On October 8, 2010, President Obama signed the 21st Century Communications and Video Accessibility Act into law. The act, which Federal Communications Commission Chairman Julius Genachowski called the "most significant disability law in two decades," guarantees those with visual and hearing impairments easy access to communications technologies like the Internet and television.
Many of the new law's provisions upgrade initial regulations that have been in place since the Americans with Disabilities Act was passed 20 years ago. The act: requires all mobile devices with Internet access to come equipped with accessible Web browsing software; calls for all telephones used with Internet phone service to be hearing aid-compatible; and requires all new television remote controls to have a readily accessible button that will allow people with hearing impairments to turn on closed-captioning services.
The 21st Century Communications and Video Accessibility Act also increases funding for video description services over the next decade, with the goal of having 100 percent nationwide coverage by 2020. Video description services describe television and Internet programming for people with visual impairments, and were not implemented as widely as closed-captioning services were after the passage of the ADA.

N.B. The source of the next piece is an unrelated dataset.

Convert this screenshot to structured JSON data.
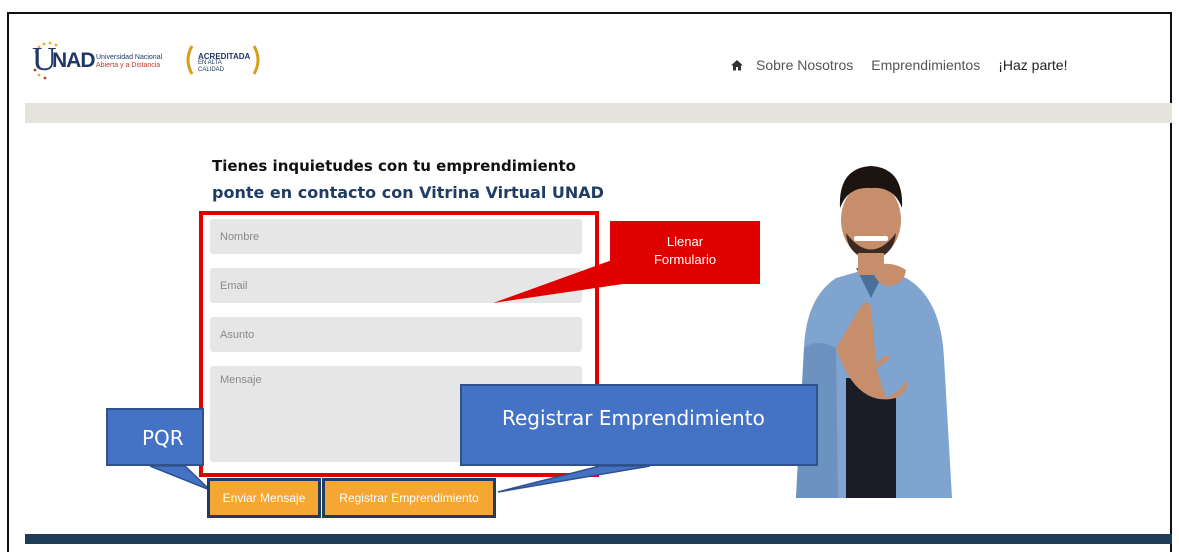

To read a basic description of the new law, along with President Obama's remarks about the legislation, click here.
To read a provision-by-provision analysis of the law, click here.